• To do: Print every record below exactly as written.
= Beginning of Section =
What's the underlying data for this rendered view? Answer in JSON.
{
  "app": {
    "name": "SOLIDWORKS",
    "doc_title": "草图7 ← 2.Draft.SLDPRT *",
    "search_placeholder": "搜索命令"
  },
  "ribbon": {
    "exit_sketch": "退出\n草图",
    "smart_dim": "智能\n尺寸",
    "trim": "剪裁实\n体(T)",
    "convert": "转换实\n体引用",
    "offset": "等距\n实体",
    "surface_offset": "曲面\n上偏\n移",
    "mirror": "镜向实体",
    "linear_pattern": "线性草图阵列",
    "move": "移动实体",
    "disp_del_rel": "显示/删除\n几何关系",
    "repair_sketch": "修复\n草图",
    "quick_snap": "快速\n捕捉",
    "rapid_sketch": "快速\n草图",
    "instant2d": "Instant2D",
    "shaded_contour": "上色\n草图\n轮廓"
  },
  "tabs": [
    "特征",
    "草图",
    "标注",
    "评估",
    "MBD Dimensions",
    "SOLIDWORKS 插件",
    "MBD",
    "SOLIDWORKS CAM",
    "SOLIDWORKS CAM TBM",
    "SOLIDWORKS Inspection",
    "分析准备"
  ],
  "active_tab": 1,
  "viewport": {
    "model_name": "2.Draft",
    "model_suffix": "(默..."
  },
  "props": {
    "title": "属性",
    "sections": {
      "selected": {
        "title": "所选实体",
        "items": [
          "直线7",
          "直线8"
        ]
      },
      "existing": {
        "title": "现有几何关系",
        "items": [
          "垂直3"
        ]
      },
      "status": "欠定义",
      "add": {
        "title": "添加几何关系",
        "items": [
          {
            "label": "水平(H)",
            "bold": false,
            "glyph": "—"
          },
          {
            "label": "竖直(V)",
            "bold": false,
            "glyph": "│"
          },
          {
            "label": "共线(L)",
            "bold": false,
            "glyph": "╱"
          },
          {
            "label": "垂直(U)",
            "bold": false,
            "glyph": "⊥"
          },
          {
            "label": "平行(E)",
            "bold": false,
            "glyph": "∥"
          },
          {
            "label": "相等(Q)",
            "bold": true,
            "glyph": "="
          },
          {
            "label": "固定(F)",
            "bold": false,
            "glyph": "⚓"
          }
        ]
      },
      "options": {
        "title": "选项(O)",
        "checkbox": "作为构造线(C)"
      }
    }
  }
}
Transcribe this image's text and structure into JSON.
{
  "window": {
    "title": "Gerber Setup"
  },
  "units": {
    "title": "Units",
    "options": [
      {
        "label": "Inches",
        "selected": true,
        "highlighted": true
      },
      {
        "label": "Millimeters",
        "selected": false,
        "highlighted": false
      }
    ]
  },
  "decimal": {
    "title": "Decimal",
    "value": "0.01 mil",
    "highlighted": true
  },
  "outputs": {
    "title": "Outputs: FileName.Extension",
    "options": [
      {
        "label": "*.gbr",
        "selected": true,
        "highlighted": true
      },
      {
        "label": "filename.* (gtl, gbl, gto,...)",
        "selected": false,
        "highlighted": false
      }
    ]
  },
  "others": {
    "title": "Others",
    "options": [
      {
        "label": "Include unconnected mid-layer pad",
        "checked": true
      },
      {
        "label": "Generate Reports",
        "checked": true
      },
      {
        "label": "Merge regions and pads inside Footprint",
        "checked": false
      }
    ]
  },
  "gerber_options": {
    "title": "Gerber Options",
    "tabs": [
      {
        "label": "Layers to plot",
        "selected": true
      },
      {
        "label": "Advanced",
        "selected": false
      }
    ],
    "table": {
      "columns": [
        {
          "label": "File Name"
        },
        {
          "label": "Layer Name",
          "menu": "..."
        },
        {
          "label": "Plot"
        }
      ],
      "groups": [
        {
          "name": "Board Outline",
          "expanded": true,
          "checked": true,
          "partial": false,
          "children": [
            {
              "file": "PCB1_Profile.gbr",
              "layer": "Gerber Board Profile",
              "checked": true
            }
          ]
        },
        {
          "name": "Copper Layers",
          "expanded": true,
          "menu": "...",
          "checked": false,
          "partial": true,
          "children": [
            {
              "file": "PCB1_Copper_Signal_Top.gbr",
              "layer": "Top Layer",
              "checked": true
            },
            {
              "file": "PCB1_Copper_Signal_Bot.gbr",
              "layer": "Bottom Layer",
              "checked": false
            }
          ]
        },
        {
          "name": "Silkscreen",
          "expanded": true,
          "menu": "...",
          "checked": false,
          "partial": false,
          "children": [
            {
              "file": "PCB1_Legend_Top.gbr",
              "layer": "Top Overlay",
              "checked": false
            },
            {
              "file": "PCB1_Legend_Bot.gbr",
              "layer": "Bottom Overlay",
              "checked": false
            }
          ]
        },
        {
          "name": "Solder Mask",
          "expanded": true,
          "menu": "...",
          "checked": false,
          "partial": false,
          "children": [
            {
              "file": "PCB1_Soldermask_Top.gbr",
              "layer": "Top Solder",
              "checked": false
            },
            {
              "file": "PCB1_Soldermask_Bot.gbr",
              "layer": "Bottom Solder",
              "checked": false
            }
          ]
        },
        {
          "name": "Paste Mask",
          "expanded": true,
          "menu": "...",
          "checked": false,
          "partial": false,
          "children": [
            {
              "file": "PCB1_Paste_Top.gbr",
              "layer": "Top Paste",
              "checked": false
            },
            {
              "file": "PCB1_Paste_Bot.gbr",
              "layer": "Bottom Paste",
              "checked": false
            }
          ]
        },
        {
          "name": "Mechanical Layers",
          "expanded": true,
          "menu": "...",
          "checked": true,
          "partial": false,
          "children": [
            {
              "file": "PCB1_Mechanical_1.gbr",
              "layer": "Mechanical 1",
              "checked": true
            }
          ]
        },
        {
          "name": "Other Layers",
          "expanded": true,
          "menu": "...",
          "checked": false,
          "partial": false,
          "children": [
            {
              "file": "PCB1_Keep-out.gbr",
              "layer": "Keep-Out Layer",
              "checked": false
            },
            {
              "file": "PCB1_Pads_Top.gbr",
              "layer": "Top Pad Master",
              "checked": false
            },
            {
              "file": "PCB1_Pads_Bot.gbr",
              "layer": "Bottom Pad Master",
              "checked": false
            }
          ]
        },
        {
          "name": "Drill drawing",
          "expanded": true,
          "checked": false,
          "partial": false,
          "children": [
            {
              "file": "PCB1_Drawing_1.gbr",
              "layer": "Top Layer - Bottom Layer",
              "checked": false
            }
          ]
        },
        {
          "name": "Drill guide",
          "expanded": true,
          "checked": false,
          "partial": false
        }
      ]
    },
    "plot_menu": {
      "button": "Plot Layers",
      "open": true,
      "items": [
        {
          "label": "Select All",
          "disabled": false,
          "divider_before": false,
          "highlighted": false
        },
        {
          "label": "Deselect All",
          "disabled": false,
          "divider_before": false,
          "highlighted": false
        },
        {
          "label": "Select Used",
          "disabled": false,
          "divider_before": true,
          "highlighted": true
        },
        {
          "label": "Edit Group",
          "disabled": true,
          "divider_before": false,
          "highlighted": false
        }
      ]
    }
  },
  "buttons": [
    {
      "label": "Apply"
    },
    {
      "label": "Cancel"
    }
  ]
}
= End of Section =
• Solution to the exercise:
What's the underlying data for this rendered view? Answer in JSON.
{
  "app": {
    "name": "SOLIDWORKS",
    "doc_title": "草图7 ← 2.Draft.SLDPRT *",
    "search_placeholder": "搜索命令"
  },
  "ribbon": {
    "exit_sketch": "退出\n草图",
    "smart_dim": "智能\n尺寸",
    "trim": "剪裁实\n体(T)",
    "convert": "转换实\n体引用",
    "offset": "等距\n实体",
    "surface_offset": "曲面\n上偏\n移",
    "mirror": "镜向实体",
    "linear_pattern": "线性草图阵列",
    "move": "移动实体",
    "disp_del_rel": "显示/删除\n几何关系",
    "repair_sketch": "修复\n草图",
    "quick_snap": "快速\n捕捉",
    "rapid_sketch": "快速\n草图",
    "instant2d": "Instant2D",
    "shaded_contour": "上色\n草图\n轮廓"
  },
  "tabs": [
    "特征",
    "草图",
    "标注",
    "评估",
    "MBD Dimensions",
    "SOLIDWORKS 插件",
    "MBD",
    "SOLIDWORKS CAM",
    "SOLIDWORKS CAM TBM",
    "SOLIDWORKS Inspection",
    "分析准备"
  ],
  "active_tab": 1,
  "viewport": {
    "model_name": "2.Draft",
    "model_suffix": "(默..."
  },
  "props": {
    "title": "属性",
    "sections": {
      "selected": {
        "title": "所选实体",
        "items": [
          "直线7",
          "直线8"
        ]
      },
      "existing": {
        "title": "现有几何关系",
        "items": [
          "垂直3"
        ]
      },
      "status": "欠定义",
      "add": {
        "title": "添加几何关系",
        "items": [
          {
            "label": "水平(H)",
            "bold": false,
            "glyph": "—"
          },
          {
            "label": "竖直(V)",
            "bold": false,
            "glyph": "│"
          },
          {
            "label": "共线(L)",
            "bold": false,
            "glyph": "╱"
          },
          {
            "label": "垂直(U)",
            "bold": false,
            "glyph": "⊥"
          },
          {
            "label": "平行(E)",
            "bold": false,
            "glyph": "∥"
          },
          {
            "label": "相等(Q)",
            "bold": true,
            "glyph": "="
          },
          {
            "label": "固定(F)",
            "bold": false,
            "glyph": "⚓"
          }
        ]
      },
      "options": {
        "title": "选项(O)",
        "checkbox": "作为构造线(C)"
      }
    }
  }
}
Transcribe this image's text and structure into JSON.
{
  "window": {
    "title": "Gerber Setup"
  },
  "units": {
    "title": "Units",
    "options": [
      {
        "label": "Inches",
        "selected": true,
        "highlighted": true
      },
      {
        "label": "Millimeters",
        "selected": false,
        "highlighted": false
      }
    ]
  },
  "decimal": {
    "title": "Decimal",
    "value": "0.01 mil",
    "highlighted": true
  },
  "outputs": {
    "title": "Outputs: FileName.Extension",
    "options": [
      {
        "label": "*.gbr",
        "selected": true,
        "highlighted": true
      },
      {
        "label": "filename.* (gtl, gbl, gto,...)",
        "selected": false,
        "highlighted": false
      }
    ]
  },
  "others": {
    "title": "Others",
    "options": [
      {
        "label": "Include unconnected mid-layer pad",
        "checked": true
      },
      {
        "label": "Generate Reports",
        "checked": true
      },
      {
        "label": "Merge regions and pads inside Footprint",
        "checked": false
      }
    ]
  },
  "gerber_options": {
    "title": "Gerber Options",
    "tabs": [
      {
        "label": "Layers to plot",
        "selected": true
      },
      {
        "label": "Advanced",
        "selected": false
      }
    ],
    "table": {
      "columns": [
        {
          "label": "File Name"
        },
        {
          "label": "Layer Name",
          "menu": "..."
        },
        {
          "label": "Plot"
        }
      ],
      "groups": [
        {
          "name": "Board Outline",
          "expanded": true,
          "checked": true,
          "partial": false,
          "children": [
            {
              "file": "PCB1_Profile.gbr",
              "layer": "Gerber Board Profile",
              "checked": true
            }
          ]
        },
        {
          "name": "Copper Layers",
          "expanded": true,
          "menu": "...",
          "checked": false,
          "partial": true,
          "children": [
            {
              "file": "PCB1_Copper_Signal_Top.gbr",
              "layer": "Top Layer",
              "checked": true
            },
            {
              "file": "PCB1_Copper_Signal_Bot.gbr",
              "layer": "Bottom Layer",
              "checked": false
            }
          ]
        },
        {
          "name": "Silkscreen",
          "expanded": true,
          "menu": "...",
          "checked": false,
          "partial": false,
          "children": [
            {
              "file": "PCB1_Legend_Top.gbr",
              "layer": "Top Overlay",
              "checked": false
            },
            {
              "file": "PCB1_Legend_Bot.gbr",
              "layer": "Bottom Overlay",
              "checked": false
            }
          ]
        },
        {
          "name": "Solder Mask",
          "expanded": true,
          "menu": "...",
          "checked": false,
          "partial": false,
          "children": [
            {
              "file": "PCB1_Soldermask_Top.gbr",
              "layer": "Top Solder",
              "checked": false
            },
            {
              "file": "PCB1_Soldermask_Bot.gbr",
              "layer": "Bottom Solder",
              "checked": false
            }
          ]
        },
        {
          "name": "Paste Mask",
          "expanded": true,
          "menu": "...",
          "checked": false,
          "partial": false,
          "children": [
            {
              "file": "PCB1_Paste_Top.gbr",
              "layer": "Top Paste",
              "checked": false
            },
            {
              "file": "PCB1_Paste_Bot.gbr",
              "layer": "Bottom Paste",
              "checked": false
            }
          ]
        },
        {
          "name": "Mechanical Layers",
          "expanded": true,
          "menu": "...",
          "checked": true,
          "partial": false,
          "children": [
            {
              "file": "PCB1_Mechanical_1.gbr",
              "layer": "Mechanical 1",
              "checked": true
            }
          ]
        },
        {
          "name": "Other Layers",
          "expanded": true,
          "menu": "...",
          "checked": false,
          "partial": false,
          "children": [
            {
              "file": "PCB1_Keep-out.gbr",
              "layer": "Keep-Out Layer",
              "checked": false
            },
            {
              "file": "PCB1_Pads_Top.gbr",
              "layer": "Top Pad Master",
              "checked": false
            },
            {
              "file": "PCB1_Pads_Bot.gbr",
              "layer": "Bottom Pad Master",
              "checked": false
            }
          ]
        },
        {
          "name": "Drill drawing",
          "expanded": true,
          "checked": false,
          "partial": false,
          "children": [
            {
              "file": "PCB1_Drawing_1.gbr",
              "layer": "Top Layer - Bottom Layer",
              "checked": false
            }
          ]
        },
        {
          "name": "Drill guide",
          "expanded": true,
          "checked": false,
          "partial": false
        }
      ]
    },
    "plot_menu": {
      "button": "Plot Layers",
      "open": true,
      "items": [
        {
          "label": "Select All",
          "disabled": false,
          "divider_before": false,
          "highlighted": false
        },
        {
          "label": "Deselect All",
          "disabled": false,
          "divider_before": false,
          "highlighted": false
        },
        {
          "label": "Select Used",
          "disabled": false,
          "divider_before": true,
          "highlighted": true
        },
        {
          "label": "Edit Group",
          "disabled": true,
          "divider_before": false,
          "highlighted": false
        }
      ]
    }
  },
  "buttons": [
    {
      "label": "Apply"
    },
    {
      "label": "Cancel"
    }
  ]
}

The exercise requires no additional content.